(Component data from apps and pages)

========

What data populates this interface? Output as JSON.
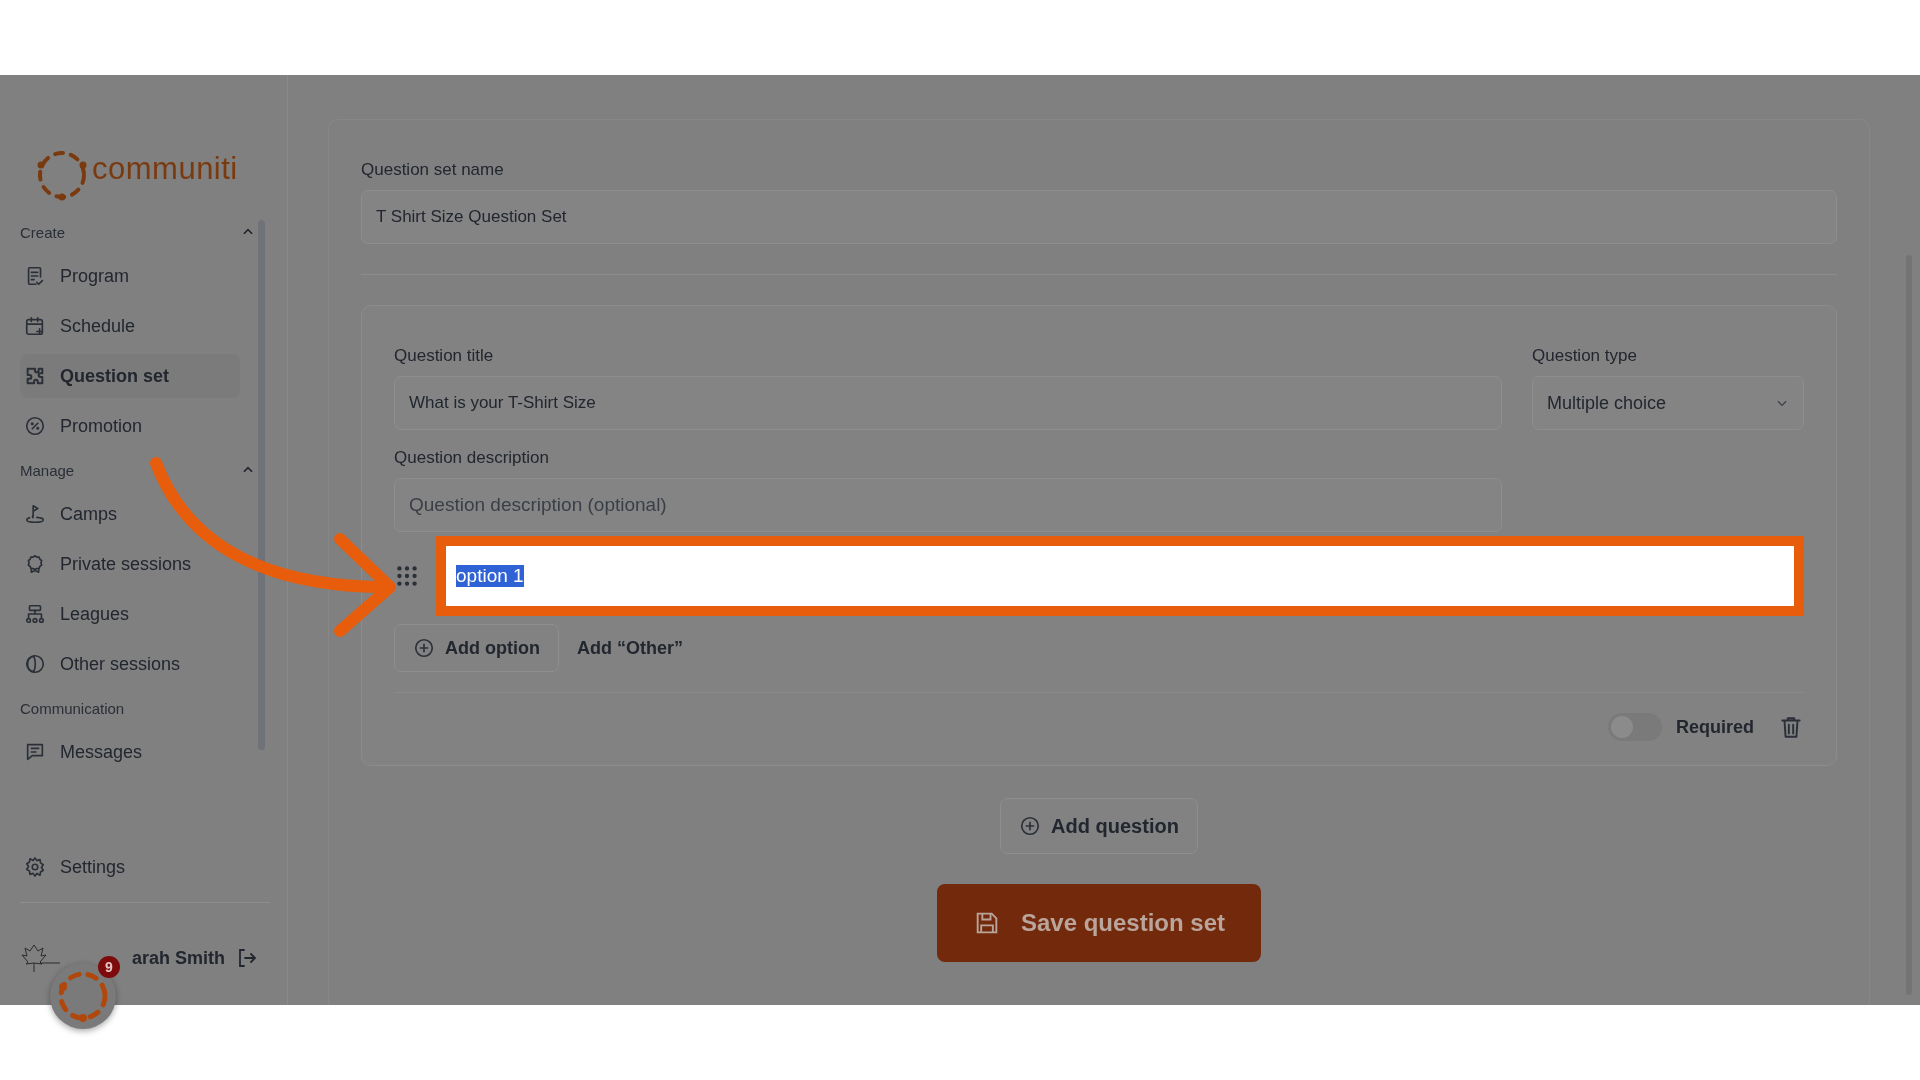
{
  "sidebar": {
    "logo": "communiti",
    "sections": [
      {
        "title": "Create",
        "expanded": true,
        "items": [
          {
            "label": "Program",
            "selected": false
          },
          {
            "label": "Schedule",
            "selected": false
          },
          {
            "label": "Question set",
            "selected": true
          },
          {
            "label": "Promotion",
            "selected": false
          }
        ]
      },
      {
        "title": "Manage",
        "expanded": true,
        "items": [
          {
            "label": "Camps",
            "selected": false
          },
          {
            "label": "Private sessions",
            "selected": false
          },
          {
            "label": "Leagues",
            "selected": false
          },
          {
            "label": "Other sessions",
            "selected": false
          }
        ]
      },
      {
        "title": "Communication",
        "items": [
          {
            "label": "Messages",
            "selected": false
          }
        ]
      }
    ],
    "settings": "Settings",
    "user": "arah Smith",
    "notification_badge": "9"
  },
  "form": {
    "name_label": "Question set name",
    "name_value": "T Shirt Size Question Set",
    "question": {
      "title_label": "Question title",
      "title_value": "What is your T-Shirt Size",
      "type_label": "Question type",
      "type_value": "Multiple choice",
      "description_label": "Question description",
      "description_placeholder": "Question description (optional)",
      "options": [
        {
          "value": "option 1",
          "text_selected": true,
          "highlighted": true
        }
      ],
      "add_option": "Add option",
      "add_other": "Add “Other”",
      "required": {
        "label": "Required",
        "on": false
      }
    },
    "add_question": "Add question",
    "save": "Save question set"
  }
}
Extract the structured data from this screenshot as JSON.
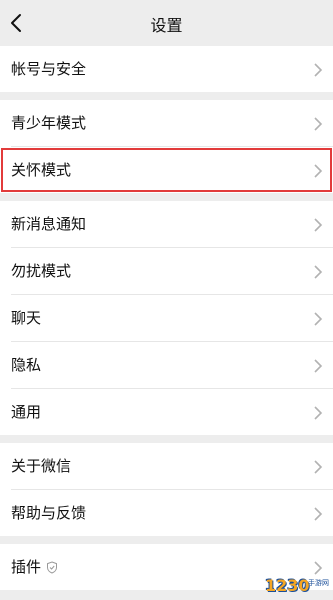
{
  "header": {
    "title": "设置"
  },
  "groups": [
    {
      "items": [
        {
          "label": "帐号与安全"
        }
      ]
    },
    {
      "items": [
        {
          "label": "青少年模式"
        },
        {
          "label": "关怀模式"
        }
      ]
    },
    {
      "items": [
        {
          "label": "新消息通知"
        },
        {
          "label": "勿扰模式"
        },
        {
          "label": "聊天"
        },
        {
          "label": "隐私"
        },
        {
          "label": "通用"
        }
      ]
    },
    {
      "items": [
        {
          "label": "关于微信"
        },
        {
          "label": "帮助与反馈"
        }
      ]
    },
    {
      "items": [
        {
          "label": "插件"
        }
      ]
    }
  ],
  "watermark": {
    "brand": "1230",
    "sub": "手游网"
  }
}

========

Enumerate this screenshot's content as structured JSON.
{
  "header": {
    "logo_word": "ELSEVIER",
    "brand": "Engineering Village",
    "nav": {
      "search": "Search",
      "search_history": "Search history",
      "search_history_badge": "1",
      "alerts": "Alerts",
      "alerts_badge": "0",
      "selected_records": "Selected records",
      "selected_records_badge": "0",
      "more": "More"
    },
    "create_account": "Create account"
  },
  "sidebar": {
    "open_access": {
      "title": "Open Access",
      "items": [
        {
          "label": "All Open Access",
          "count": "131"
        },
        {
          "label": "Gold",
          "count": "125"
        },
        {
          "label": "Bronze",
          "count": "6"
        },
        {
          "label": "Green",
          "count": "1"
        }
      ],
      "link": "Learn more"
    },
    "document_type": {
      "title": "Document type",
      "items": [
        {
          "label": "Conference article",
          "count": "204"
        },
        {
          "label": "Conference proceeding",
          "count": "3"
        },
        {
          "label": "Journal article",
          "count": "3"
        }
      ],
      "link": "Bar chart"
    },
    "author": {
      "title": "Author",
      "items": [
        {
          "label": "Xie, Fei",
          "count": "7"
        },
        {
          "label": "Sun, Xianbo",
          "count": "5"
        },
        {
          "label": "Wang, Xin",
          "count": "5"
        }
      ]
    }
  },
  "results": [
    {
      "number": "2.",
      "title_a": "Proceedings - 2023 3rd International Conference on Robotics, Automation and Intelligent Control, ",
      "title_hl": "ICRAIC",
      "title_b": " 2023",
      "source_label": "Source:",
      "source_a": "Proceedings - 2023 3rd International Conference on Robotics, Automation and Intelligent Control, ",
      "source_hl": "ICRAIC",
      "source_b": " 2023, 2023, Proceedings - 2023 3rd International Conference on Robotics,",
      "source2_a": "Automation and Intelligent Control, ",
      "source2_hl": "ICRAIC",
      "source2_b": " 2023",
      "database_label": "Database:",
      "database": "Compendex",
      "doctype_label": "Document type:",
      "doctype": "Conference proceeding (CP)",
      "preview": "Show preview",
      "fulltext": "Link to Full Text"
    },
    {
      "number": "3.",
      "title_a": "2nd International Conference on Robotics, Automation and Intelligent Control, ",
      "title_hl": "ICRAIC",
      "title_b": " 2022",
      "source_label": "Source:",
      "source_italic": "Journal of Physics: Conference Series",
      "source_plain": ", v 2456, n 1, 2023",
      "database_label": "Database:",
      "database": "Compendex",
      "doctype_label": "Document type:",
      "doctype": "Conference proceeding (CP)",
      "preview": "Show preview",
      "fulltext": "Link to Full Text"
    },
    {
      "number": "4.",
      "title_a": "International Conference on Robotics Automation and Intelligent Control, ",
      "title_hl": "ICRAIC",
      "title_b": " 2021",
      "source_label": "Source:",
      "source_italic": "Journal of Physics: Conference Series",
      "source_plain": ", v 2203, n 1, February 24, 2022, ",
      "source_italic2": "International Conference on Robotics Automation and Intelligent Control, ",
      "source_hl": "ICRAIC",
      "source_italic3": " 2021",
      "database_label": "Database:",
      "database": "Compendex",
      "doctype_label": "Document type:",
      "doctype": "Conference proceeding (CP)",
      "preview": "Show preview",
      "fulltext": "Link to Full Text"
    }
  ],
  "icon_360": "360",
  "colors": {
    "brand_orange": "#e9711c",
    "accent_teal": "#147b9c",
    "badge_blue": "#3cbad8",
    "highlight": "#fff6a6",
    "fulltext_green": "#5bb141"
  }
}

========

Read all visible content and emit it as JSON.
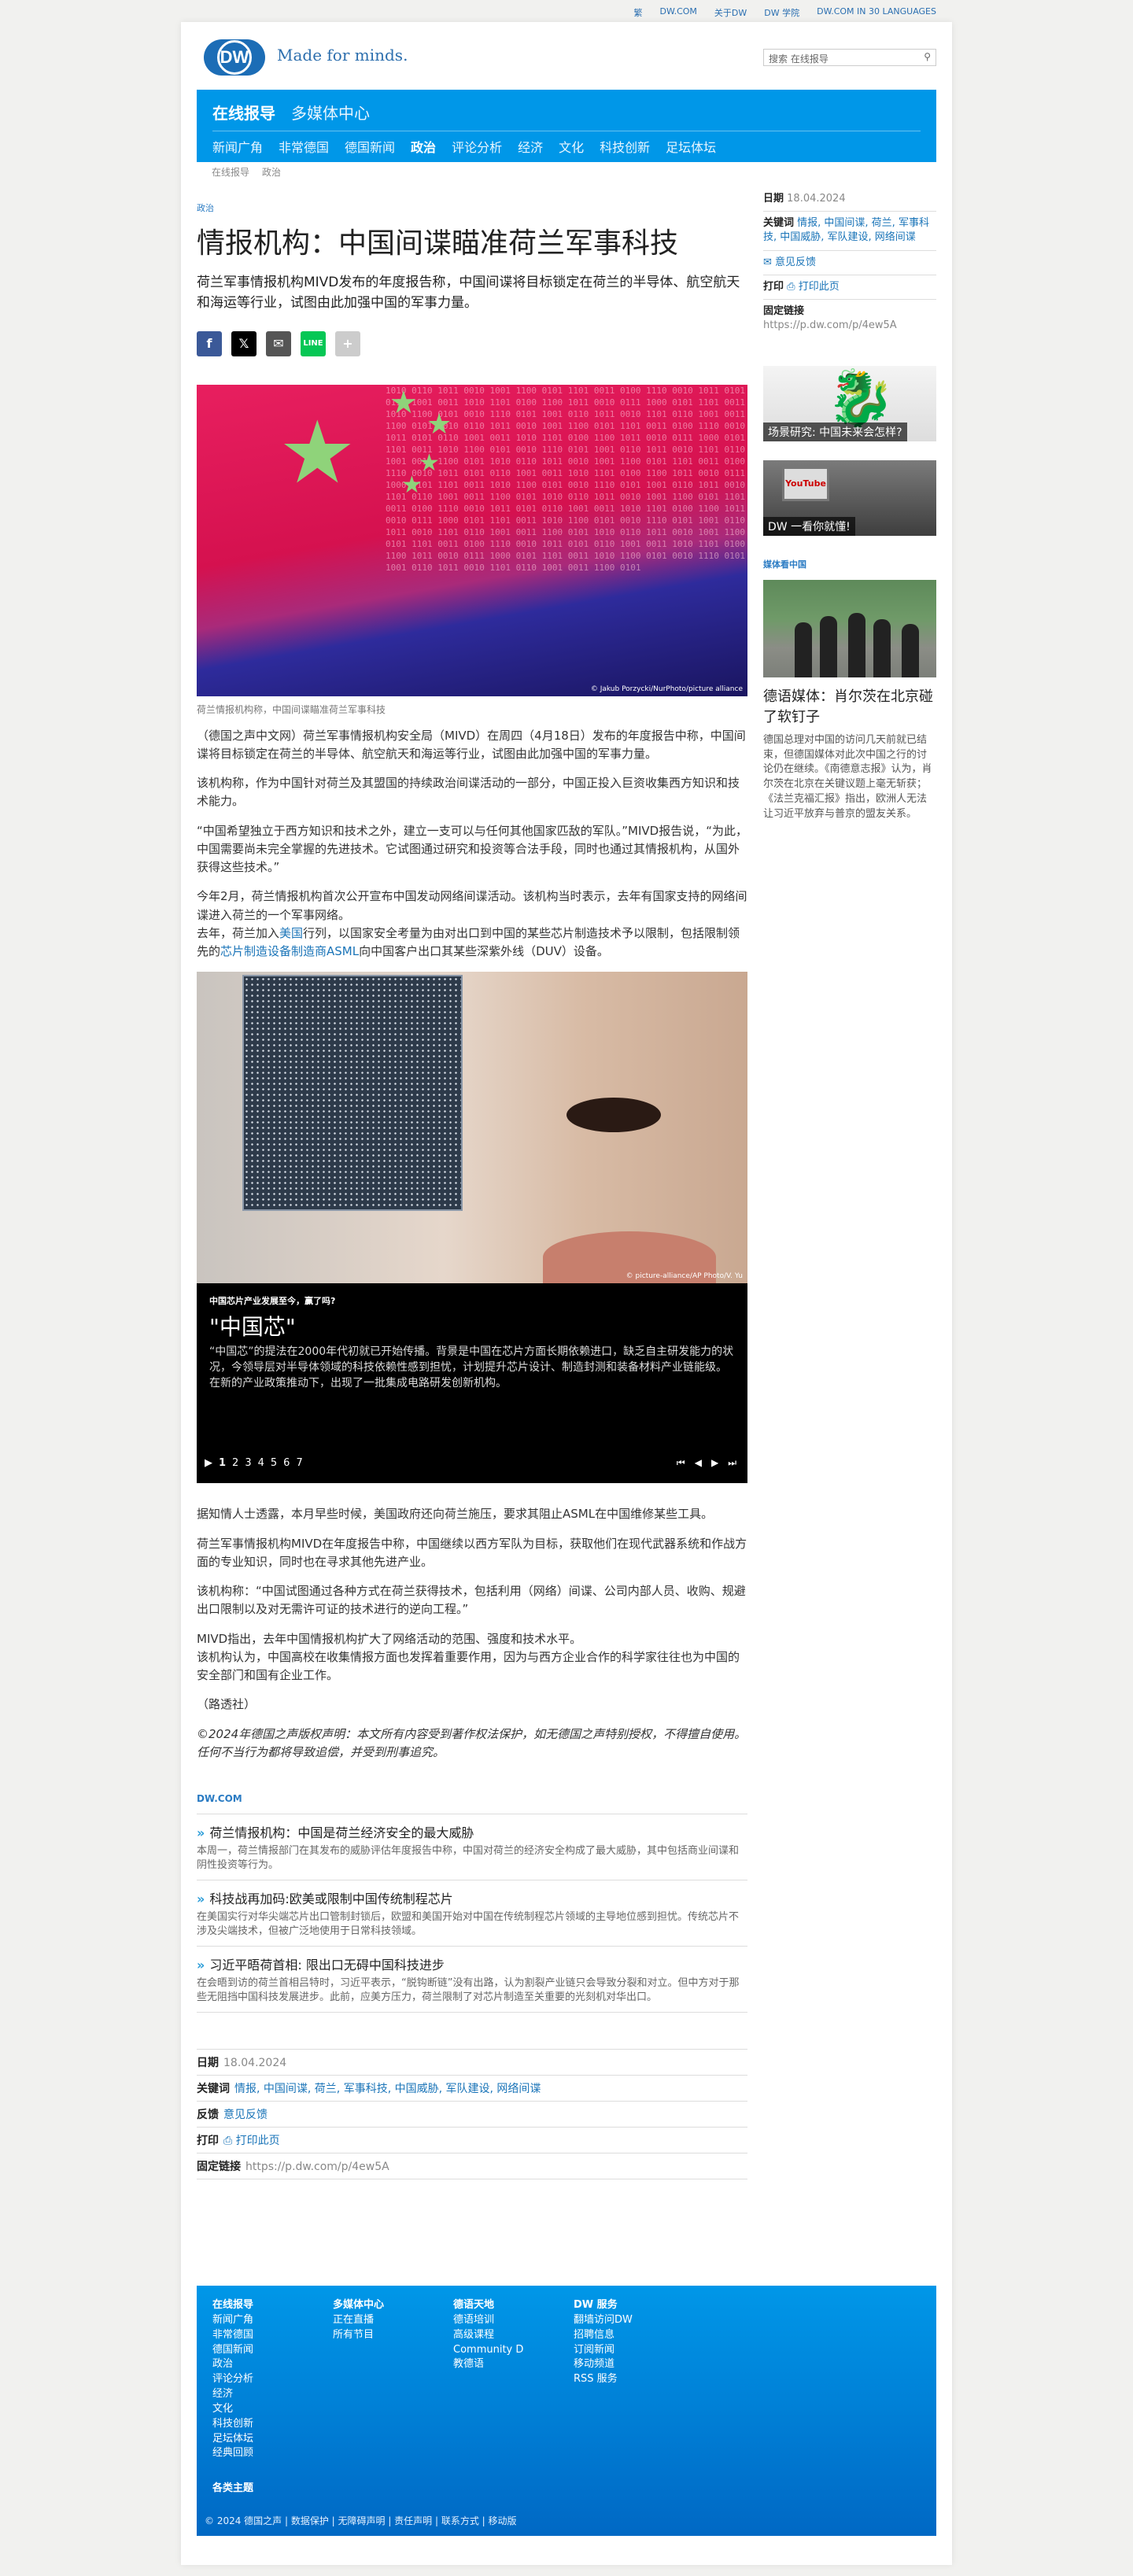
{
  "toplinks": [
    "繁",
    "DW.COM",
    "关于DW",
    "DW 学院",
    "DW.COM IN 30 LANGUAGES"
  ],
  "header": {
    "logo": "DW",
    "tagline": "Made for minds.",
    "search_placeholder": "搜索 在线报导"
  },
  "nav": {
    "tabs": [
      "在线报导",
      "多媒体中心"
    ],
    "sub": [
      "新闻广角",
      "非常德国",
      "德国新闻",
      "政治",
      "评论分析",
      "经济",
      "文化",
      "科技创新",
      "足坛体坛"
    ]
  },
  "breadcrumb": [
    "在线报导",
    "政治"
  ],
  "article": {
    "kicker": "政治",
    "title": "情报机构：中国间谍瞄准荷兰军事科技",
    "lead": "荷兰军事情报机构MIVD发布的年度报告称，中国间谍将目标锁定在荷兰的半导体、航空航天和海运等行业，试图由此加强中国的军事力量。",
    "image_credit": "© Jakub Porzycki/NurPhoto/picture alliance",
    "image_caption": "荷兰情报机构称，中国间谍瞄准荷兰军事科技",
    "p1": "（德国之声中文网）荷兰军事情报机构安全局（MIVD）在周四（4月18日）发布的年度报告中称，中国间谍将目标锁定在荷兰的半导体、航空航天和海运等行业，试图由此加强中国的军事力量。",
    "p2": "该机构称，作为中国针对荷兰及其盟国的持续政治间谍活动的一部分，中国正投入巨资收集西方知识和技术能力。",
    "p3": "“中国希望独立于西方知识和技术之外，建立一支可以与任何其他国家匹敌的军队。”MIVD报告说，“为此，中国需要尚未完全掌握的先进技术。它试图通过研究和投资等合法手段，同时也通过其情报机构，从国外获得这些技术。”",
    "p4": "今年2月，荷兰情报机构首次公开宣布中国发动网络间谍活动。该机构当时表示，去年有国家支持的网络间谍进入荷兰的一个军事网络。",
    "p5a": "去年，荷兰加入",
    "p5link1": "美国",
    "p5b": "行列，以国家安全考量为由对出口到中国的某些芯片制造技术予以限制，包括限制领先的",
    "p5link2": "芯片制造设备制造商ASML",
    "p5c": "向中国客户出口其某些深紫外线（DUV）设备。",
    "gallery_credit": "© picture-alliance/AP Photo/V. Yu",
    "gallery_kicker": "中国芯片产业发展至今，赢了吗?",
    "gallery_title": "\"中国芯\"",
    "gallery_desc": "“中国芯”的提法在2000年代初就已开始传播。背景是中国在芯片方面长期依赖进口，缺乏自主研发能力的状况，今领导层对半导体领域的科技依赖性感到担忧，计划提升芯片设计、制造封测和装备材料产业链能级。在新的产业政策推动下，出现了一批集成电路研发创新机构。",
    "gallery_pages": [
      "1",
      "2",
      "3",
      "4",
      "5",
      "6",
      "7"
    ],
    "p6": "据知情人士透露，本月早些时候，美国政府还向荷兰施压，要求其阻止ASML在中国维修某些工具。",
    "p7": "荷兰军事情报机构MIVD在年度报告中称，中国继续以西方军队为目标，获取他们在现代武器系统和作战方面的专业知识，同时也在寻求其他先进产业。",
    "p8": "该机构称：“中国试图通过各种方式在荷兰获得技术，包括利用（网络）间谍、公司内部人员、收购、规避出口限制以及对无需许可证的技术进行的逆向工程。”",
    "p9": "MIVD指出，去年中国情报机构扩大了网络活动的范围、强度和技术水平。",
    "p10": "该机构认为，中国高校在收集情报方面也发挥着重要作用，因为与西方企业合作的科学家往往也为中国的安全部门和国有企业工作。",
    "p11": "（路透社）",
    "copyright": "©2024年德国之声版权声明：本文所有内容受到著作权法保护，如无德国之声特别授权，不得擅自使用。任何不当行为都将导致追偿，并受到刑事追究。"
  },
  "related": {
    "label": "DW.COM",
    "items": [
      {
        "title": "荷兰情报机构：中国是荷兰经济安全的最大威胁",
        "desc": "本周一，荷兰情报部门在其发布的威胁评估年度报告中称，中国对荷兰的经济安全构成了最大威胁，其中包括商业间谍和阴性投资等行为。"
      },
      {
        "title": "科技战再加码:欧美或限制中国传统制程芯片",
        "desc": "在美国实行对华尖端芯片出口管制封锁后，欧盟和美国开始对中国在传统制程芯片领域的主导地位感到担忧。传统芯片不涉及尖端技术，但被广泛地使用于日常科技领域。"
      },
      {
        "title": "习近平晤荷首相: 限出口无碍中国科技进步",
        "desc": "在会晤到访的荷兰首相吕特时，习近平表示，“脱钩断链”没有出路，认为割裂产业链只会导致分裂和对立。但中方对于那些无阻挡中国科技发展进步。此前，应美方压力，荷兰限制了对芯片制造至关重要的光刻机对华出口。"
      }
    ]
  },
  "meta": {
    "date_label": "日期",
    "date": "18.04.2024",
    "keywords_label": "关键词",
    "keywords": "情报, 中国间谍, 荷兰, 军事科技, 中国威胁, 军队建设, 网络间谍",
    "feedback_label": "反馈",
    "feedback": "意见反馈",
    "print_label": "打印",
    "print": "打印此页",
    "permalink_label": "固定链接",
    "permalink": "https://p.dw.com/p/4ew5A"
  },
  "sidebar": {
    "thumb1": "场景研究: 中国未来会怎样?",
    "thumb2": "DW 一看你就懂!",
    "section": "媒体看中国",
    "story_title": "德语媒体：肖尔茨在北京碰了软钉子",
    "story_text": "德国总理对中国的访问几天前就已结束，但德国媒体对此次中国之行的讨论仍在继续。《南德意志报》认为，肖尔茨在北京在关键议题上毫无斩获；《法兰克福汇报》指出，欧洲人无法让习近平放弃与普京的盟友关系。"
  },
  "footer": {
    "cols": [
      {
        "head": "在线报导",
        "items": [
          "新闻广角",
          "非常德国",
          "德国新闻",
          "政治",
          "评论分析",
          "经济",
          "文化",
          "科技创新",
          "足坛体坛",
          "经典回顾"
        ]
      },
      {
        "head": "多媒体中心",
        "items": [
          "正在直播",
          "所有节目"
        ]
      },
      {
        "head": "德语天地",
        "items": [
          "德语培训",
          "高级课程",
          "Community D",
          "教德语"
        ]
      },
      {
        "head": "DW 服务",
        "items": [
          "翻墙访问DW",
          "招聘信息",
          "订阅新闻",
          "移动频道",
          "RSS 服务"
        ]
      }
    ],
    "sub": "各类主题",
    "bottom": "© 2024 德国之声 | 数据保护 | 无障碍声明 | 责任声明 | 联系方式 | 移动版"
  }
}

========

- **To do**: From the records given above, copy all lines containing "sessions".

- **Problem solution**:
            "label": "Private sessions",
            "label": "Other sessions",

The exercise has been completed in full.